> [What you are asked to do] Take each line from the material below that includes the string "JSON" and copy it.

☆ ☆ ☆ ☆

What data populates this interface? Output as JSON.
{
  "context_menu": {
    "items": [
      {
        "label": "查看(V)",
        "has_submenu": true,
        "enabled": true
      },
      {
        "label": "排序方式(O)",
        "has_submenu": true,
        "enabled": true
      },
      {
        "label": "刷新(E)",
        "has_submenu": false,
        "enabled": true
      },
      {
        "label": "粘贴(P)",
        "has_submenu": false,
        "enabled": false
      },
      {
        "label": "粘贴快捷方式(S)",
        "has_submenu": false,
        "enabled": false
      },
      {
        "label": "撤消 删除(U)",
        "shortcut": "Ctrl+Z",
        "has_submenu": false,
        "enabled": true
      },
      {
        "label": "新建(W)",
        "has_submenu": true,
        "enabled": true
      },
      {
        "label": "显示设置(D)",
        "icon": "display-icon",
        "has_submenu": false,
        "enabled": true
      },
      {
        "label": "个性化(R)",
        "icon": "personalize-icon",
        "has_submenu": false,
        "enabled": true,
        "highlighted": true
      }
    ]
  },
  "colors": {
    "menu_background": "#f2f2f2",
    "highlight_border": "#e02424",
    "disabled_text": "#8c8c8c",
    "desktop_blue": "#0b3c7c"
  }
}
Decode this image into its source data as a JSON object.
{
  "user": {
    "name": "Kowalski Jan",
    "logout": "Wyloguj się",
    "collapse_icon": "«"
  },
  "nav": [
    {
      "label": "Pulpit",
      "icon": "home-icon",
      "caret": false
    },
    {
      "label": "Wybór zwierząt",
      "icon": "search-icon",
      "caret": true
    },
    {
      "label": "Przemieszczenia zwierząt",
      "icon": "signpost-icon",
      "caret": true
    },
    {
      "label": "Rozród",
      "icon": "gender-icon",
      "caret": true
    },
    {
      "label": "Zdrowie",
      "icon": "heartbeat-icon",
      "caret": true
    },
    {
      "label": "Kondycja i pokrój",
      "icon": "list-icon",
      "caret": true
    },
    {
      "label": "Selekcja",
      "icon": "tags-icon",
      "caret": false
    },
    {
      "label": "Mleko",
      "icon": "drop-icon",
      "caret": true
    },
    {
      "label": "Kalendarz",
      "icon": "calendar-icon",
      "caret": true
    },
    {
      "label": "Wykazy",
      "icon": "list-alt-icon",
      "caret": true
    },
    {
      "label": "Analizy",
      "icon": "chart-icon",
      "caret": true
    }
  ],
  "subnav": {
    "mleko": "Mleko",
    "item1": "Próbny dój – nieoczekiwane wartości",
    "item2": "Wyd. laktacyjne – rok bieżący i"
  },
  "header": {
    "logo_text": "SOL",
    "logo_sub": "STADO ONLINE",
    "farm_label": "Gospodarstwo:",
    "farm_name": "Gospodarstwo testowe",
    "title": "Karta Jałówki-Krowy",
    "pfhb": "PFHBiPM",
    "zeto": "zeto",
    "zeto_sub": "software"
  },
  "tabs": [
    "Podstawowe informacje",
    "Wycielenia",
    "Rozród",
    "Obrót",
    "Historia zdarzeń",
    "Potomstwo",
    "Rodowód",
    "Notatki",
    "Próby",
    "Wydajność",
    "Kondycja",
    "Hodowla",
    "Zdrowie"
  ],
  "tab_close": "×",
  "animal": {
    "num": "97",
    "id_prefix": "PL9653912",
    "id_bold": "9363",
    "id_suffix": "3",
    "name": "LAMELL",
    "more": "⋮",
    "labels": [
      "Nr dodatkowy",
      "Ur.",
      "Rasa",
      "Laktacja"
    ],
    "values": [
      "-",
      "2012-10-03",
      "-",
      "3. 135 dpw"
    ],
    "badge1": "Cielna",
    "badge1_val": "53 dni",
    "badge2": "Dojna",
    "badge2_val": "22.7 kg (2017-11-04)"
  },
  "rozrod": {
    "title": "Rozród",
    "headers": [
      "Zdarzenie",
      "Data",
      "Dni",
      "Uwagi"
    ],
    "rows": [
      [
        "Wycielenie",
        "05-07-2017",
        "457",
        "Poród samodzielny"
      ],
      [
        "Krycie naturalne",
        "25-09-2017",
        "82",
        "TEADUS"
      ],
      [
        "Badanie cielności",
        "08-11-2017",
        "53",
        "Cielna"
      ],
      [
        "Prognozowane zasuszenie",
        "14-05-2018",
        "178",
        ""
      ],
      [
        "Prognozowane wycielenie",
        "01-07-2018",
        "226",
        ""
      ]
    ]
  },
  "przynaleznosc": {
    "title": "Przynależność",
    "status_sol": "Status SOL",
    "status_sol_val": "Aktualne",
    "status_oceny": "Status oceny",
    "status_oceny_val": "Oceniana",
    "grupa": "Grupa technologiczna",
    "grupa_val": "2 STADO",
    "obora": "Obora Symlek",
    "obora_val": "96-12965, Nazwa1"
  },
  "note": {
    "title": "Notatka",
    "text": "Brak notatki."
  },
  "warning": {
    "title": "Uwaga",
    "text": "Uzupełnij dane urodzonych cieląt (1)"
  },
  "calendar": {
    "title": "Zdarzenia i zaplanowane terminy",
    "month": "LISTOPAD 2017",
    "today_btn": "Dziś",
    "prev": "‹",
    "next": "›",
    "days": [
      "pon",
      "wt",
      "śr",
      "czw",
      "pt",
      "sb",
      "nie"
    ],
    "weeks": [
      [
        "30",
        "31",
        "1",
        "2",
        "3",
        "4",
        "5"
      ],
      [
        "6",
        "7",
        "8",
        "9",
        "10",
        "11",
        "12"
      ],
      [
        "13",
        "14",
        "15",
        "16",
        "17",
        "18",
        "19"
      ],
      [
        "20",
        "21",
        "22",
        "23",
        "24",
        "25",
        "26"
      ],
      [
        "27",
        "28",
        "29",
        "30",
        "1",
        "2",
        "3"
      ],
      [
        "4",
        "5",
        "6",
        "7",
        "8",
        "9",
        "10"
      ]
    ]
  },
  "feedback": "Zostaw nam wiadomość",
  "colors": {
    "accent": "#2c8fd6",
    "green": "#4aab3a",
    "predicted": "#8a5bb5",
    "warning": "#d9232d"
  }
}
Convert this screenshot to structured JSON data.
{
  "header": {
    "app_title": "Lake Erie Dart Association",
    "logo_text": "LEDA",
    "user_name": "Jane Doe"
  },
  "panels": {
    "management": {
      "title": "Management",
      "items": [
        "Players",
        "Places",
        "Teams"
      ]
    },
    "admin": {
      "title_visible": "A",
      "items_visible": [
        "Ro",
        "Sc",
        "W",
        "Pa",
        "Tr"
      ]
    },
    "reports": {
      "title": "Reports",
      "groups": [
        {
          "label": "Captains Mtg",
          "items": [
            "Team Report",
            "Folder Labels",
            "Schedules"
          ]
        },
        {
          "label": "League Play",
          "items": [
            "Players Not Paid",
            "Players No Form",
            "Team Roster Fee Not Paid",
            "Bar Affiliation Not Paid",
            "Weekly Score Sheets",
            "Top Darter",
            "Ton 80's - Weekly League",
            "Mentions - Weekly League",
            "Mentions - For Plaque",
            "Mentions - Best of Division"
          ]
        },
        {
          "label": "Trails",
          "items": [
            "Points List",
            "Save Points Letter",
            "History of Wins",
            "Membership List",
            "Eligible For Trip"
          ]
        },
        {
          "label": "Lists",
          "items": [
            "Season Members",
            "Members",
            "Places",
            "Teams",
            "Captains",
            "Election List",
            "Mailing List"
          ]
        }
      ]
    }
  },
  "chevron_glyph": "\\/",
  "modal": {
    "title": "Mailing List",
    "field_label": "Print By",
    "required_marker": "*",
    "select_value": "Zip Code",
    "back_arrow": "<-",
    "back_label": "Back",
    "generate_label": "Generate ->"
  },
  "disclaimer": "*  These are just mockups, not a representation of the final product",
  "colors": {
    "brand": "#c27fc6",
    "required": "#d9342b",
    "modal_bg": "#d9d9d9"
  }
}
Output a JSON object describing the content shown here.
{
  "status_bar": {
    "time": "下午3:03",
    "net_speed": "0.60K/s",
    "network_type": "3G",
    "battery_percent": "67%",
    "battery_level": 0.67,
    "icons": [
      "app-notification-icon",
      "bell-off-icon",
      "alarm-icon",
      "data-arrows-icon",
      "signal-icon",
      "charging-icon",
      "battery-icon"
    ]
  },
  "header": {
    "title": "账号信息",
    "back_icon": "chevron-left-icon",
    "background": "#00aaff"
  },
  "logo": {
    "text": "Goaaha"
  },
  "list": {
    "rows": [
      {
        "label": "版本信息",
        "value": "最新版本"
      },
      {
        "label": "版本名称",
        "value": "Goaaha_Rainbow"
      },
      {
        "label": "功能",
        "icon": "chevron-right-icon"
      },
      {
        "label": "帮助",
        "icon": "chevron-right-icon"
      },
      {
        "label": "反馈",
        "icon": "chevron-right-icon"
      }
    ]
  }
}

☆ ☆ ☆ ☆

> [Answer space]
What data populates this interface? Output as JSON.
Decode this image into its source data as a JSON object.
Convert this screenshot to structured JSON data.
Output a JSON object describing the content shown here.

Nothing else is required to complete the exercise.